### Task:
Which lines in the data below contain the word "JSON"? Return each of them.

***** Raw data *****

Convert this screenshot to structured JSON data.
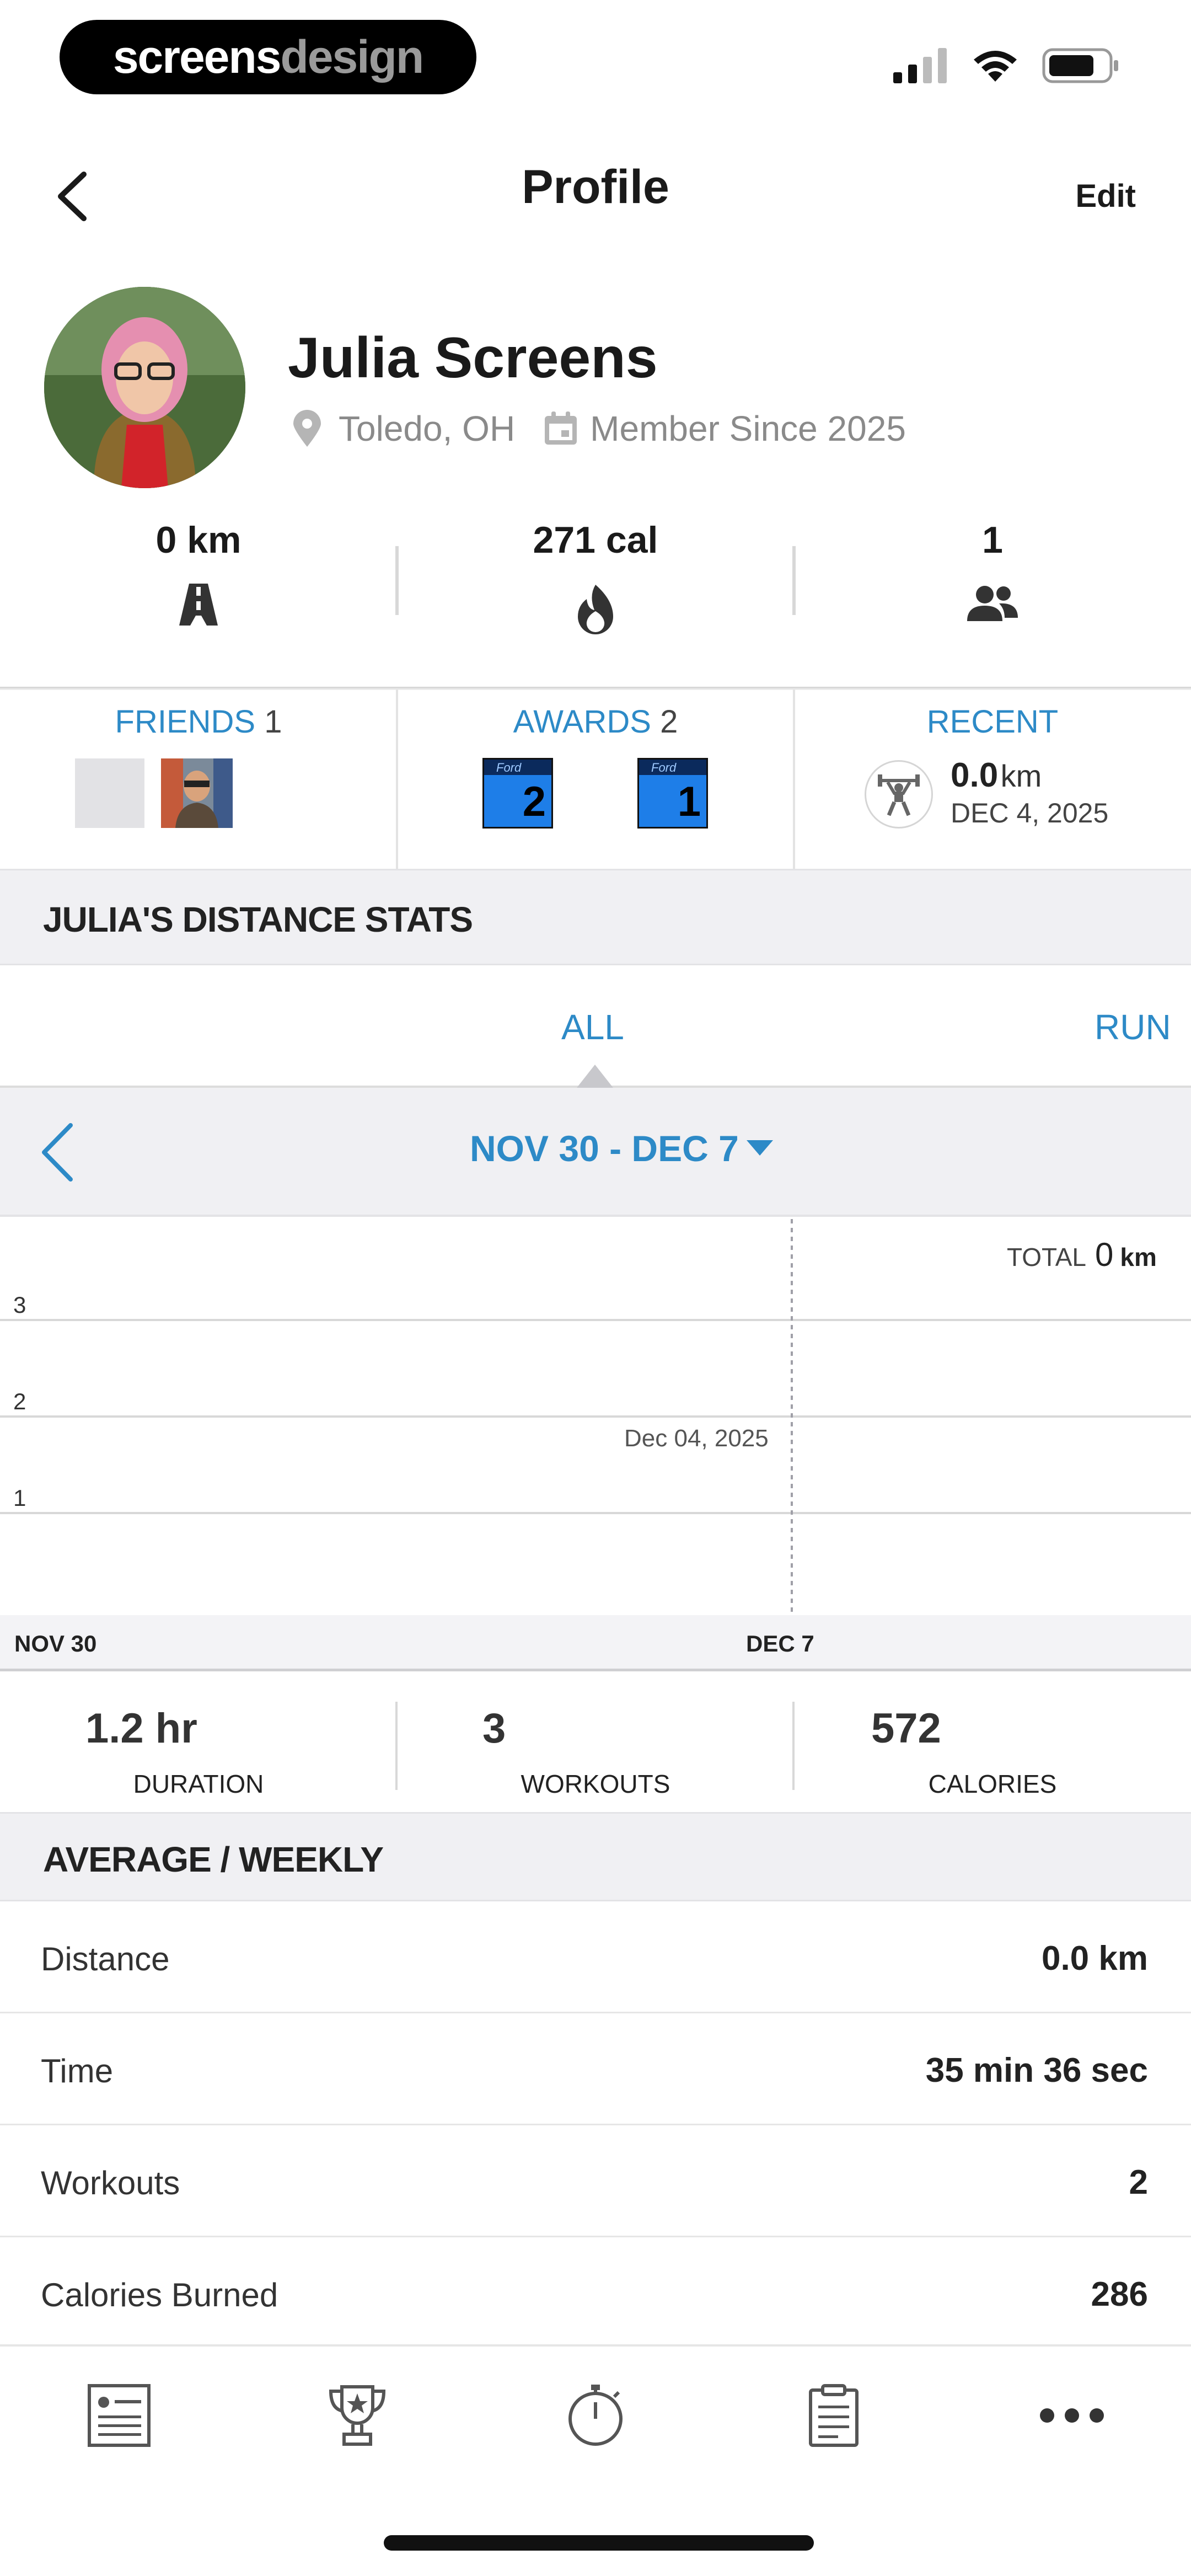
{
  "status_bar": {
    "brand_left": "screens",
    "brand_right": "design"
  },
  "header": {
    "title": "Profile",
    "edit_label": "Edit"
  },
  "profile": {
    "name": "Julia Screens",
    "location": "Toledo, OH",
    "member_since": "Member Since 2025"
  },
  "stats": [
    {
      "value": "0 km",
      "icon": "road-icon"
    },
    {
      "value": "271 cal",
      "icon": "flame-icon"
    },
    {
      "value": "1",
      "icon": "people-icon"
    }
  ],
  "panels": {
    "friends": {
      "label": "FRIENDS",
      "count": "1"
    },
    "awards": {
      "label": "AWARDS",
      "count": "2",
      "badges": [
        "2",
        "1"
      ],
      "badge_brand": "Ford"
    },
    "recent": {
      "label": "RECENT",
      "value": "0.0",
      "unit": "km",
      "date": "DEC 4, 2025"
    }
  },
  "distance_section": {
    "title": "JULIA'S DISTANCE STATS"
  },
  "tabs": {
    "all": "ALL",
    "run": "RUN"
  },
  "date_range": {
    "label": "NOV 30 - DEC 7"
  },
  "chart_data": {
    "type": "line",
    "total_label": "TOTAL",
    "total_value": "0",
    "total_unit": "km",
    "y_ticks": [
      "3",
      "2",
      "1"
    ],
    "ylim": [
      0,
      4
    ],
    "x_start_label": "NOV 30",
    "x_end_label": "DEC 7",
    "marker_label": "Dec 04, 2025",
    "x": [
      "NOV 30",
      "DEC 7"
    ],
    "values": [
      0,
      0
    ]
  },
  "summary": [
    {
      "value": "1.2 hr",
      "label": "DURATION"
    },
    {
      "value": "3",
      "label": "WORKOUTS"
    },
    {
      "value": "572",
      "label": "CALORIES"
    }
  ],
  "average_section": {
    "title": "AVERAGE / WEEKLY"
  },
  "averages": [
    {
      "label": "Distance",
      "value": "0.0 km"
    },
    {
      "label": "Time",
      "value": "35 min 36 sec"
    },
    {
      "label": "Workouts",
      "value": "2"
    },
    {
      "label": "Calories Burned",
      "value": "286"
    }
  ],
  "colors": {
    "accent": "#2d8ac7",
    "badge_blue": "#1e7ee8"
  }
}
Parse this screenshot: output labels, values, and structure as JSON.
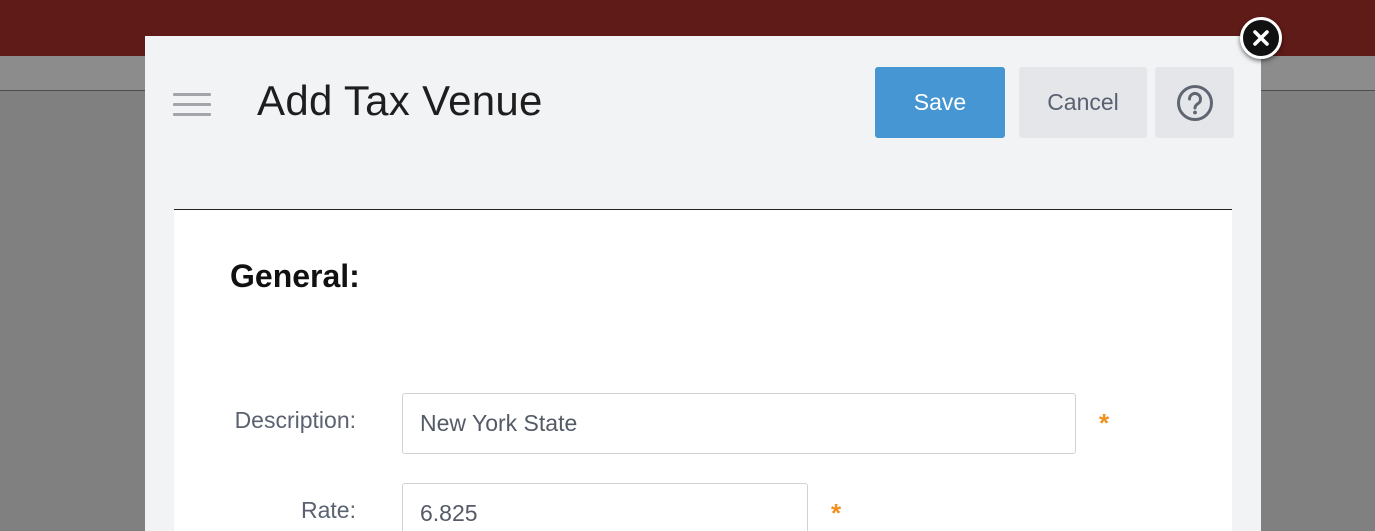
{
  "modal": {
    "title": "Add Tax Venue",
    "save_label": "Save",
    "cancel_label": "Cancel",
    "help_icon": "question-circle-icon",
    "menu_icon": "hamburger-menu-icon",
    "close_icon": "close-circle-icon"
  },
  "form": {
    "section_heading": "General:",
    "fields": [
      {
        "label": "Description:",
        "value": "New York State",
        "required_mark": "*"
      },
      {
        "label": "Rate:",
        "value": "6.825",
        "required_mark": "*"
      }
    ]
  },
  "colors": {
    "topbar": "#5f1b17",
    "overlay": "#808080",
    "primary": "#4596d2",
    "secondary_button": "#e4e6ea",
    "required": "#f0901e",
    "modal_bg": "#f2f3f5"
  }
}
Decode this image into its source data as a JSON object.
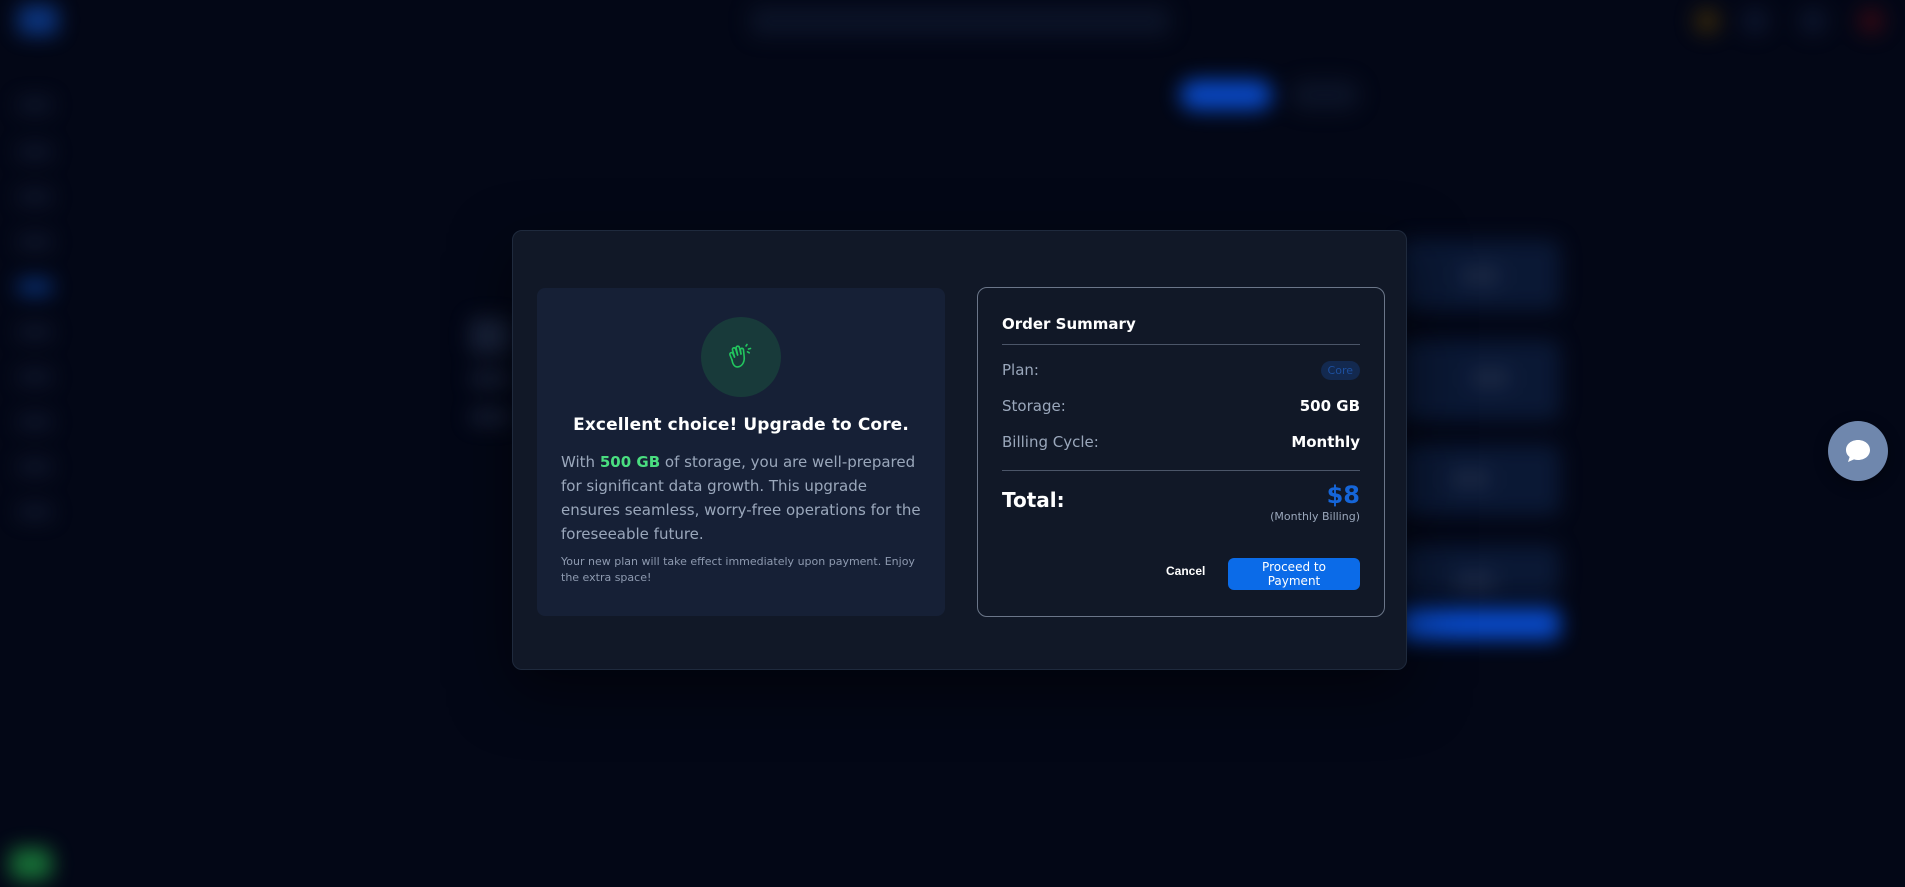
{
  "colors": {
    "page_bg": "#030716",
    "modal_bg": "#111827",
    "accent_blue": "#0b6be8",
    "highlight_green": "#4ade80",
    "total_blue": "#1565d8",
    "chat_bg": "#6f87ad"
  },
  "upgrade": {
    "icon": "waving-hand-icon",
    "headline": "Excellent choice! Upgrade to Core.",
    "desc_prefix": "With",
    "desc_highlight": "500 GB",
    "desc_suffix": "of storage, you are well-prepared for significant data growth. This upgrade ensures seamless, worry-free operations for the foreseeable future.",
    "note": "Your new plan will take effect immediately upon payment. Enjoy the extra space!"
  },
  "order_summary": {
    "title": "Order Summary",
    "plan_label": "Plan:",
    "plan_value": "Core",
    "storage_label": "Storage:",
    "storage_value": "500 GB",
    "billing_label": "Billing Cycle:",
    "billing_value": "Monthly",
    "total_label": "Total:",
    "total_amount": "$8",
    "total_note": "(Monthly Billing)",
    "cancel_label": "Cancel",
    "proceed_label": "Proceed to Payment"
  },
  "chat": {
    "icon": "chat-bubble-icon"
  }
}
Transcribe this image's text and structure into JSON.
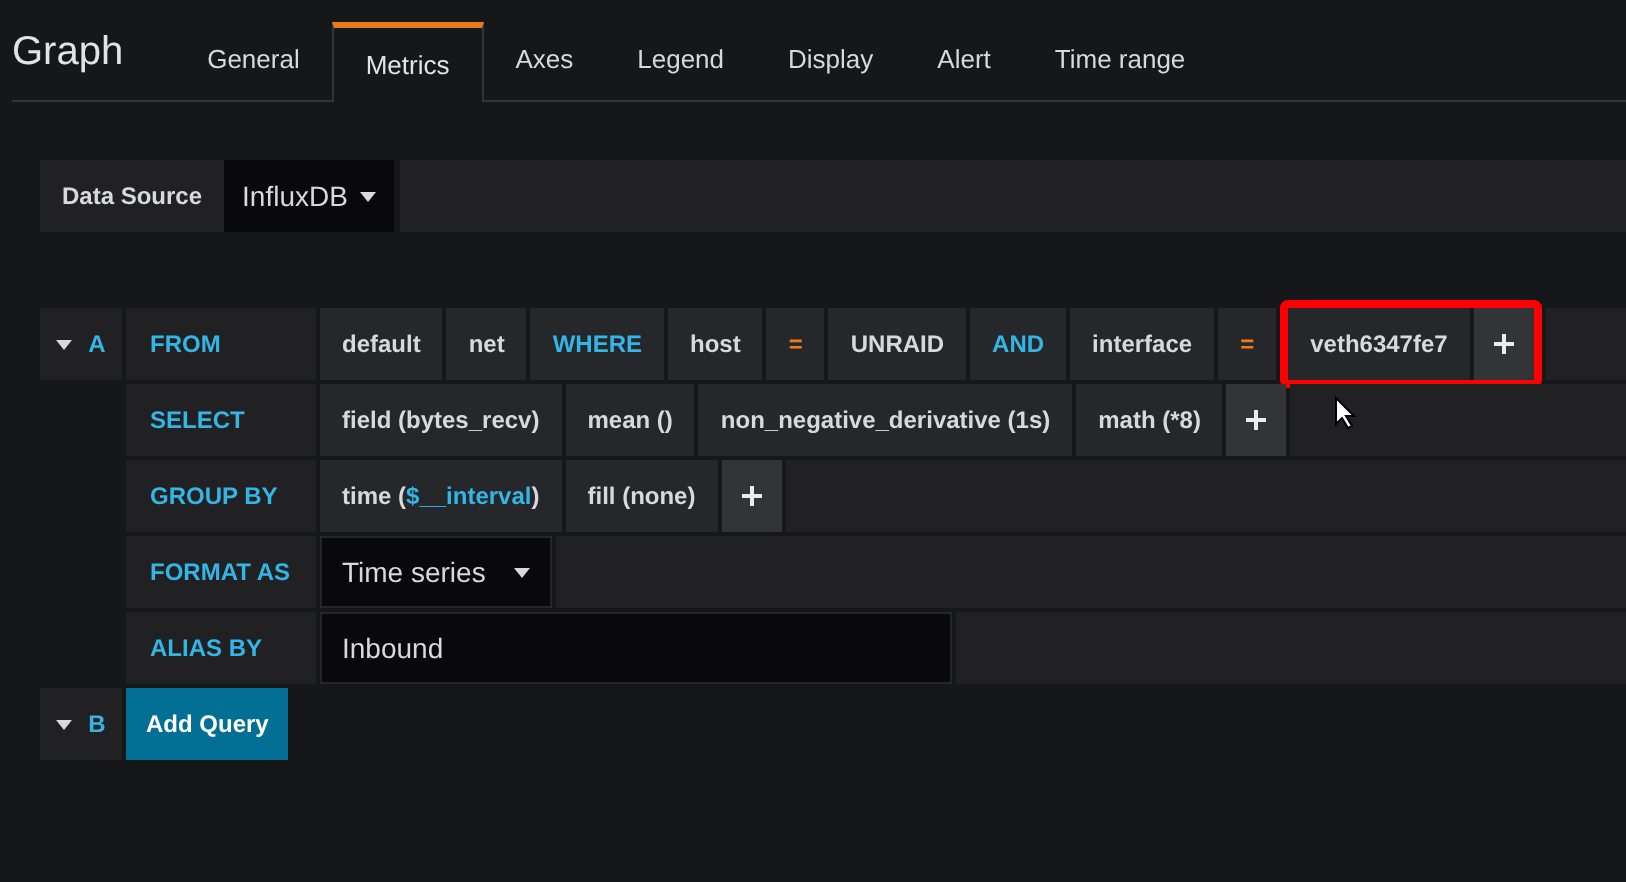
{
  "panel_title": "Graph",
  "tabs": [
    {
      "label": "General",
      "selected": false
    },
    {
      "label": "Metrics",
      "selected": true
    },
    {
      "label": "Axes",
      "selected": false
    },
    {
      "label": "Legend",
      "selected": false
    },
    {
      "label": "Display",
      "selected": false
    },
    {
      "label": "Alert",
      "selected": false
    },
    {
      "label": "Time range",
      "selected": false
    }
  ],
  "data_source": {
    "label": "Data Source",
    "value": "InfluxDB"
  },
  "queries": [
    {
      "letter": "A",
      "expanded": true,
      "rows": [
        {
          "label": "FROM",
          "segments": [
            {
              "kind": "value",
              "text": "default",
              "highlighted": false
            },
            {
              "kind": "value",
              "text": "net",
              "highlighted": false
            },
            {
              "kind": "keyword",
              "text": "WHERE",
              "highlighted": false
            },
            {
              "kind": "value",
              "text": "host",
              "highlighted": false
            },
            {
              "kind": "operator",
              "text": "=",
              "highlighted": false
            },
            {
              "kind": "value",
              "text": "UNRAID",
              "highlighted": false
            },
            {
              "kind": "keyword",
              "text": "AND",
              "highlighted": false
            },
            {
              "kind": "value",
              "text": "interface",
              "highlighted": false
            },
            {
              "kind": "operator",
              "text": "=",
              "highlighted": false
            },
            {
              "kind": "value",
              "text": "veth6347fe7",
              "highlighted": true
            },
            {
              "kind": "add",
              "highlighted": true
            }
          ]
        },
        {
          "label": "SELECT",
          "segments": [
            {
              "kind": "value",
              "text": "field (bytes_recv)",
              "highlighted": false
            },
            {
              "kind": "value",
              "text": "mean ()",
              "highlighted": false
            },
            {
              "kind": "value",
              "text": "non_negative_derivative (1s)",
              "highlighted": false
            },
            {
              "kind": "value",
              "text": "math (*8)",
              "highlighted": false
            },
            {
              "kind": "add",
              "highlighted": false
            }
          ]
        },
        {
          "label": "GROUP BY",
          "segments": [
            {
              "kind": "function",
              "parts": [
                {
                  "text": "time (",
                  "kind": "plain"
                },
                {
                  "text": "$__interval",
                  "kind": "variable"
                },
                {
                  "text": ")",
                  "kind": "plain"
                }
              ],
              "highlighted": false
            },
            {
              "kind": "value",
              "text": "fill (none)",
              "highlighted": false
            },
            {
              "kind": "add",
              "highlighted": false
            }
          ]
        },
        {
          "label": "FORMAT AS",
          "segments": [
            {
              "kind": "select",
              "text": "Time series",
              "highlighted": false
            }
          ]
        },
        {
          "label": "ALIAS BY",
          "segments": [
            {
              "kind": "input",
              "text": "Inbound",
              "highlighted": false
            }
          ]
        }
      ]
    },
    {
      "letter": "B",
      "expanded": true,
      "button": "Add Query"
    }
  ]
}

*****

### Your solution:
Convert this screenshot to structured JSON data.
Parse this screenshot: output labels, values, and structure as JSON.
Decode this image into its source data as a JSON object.
Transcribe this image's text and structure into JSON.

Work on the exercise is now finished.